The Gilded Wolves
The Gilded Wolves is set to be published on January 15th, 2019. Although NetGalley provided me with an e-book copy, all thoughts are my own. Additionally, my review does not have explicit spoilers, but I do analyze the characters, so if you prefer to go into a book knowing as little as possible, I would recommend not reading my review.
Paris, 1889: The world is on the cusp of industry and power, and the Exposition Universelle has breathed new life into the streets and dredged up ancient secrets. In this city, no one keeps tabs on secrets better than treasure-hunter and wealthy hotelier, Séverin Montagnet-Alarie.

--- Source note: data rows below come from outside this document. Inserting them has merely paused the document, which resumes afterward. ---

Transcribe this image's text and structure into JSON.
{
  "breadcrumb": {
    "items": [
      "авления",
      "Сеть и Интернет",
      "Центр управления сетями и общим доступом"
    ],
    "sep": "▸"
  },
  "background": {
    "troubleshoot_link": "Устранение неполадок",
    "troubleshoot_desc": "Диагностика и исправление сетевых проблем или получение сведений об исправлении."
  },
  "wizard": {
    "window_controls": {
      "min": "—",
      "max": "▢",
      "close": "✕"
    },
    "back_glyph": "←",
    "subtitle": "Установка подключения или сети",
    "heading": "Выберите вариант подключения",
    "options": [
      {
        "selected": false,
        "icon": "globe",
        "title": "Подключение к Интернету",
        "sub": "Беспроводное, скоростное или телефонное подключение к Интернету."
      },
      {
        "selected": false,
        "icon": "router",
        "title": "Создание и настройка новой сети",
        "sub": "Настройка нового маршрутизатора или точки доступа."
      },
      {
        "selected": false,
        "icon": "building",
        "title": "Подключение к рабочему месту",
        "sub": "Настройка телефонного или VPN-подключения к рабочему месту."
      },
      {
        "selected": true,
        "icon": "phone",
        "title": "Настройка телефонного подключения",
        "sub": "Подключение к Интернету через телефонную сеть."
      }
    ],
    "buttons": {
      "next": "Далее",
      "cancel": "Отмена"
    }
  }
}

But when the all-powerful society, the Order of Babel, seeks him out for help, Séverin is offered a treasure that he never imagined: his true inheritance.
To find the ancient artifact the Order seeks, Séverin will need help from a band of experts: An engineer with a debt to pay. A historian who can’t yet go home. A dancer with a sinister past. And a brother in all but blood, who might care too much.
Together, they’ll have to use their wits and knowledge to hunt the artifact through the dark and glittering heart of Paris. What they find might change the world, but only if they can stay alive.
An interesting magic system (magic of the mind and magic of matter), historical setting and artifacts, multiple points of view, a group of outsiders trying to shift the power structure, identity exploration, and aristocracy; the components of The Gilded Wolves are full of shine and layers and intrigue. Which is why it’s so disappointing that all of these components are not effectively and satisfactorily fleshed out.
Roshani Chokshi wastes no time in putting her readers in the middle of the action, beginning the book with an exciting heist and aristocratic dangers. This built so much anticipation for finding out how the world works and learning about the relationships between characters; unfortunately, the story continued to speed on with barely time to take a breath and sort out the previous, current, and planned events. There are in-between chapters that pose as flashbacks and historical snippets, through which we get a little deeper into the characters’ lives. Please read that again with more emphasis on “a little.” But there needed to be more pages dedicated to building the people in this story. Dialogue is great for creating a surface image of a character, but without more than witty banter or serious reactions, characters fall flat, and that is the case in The Gilded Wolves.
Séverin is the character we learn the most history about, because his flashbacks are related to his tumultuous upbringing. Another protagonist, Laila, is someone whose history is also sort of told, and yet, compared to the other three or four protagonists, by the end of the book they both still feel flat. Could it be that every time we encounter them, no matter the situation, their thoughts somehow (and often ridiculously) wind up back to a passionate night they shared, a night they both try to push out of their minds even though it’s obvious they care about each other in the way of lovers and not just friends? Yes. Their sexual tension was enticing at first, but by the middle of the book our privy to their constant “secret” desire is distracting and obnoxious. It almost made me put this book at DNF status, but I didn’t, because thankfully Zofia, Enrique, and Hypnos uphold the plot.
Zofia is such a strong, complex, and dynamic character. Although her decision in one of the end scenes disappointed me, it was understandable, and showed that even with the progress she made through the book, she was still subject to setbacks – like all people are. Enrique is an entertaining character, and I liked how Roshani Chokshi wrote him to be fun-loving and still not entirely bashful to show emotion, and sometimes not able to understand or work through that emotion without help. And Hypnos definitely showed the most growth, which turned him from an unlikable character to the whimsical addition this group of friends and companions needed. We don’t get a lot of history of these characters, and yet they are the ones I felt closest to when reading.
The author has a superb plot idea, and her writing is equally pleasing. But often there are places where more detail would have been helpful in moving the plot forward and understanding what was going on. There is at least one page that is almost entirely dedicated to the contents of a feast (which is exceptionally mouthwatering), but I wish that same attention to detail was placed on spacial perception and the settings throughout the book. And with such emphasis on mathematics and calculations (an interesting incorporation, even for this non-mathematician), I thought that time would be paid much more attention, and instead, it was too easy to get lost in the timeline, even with the flashback chapters marked and easy identifiable.
The final climactic scene was definitely close to being worth finishing the book, but it still could have used more description. And down to the final pages of the book, Séverin and Laila are still their same tense old selves, and with the setup of the next novel, it looks like we are in for more suffocating tension. Hopefully the sequel will slow down and provide more details for the settings, characters, and world, and be as enthralling as those settings, characters, and world deserve to be (and as a final aside, don’t ignore the Author’s Note at the end).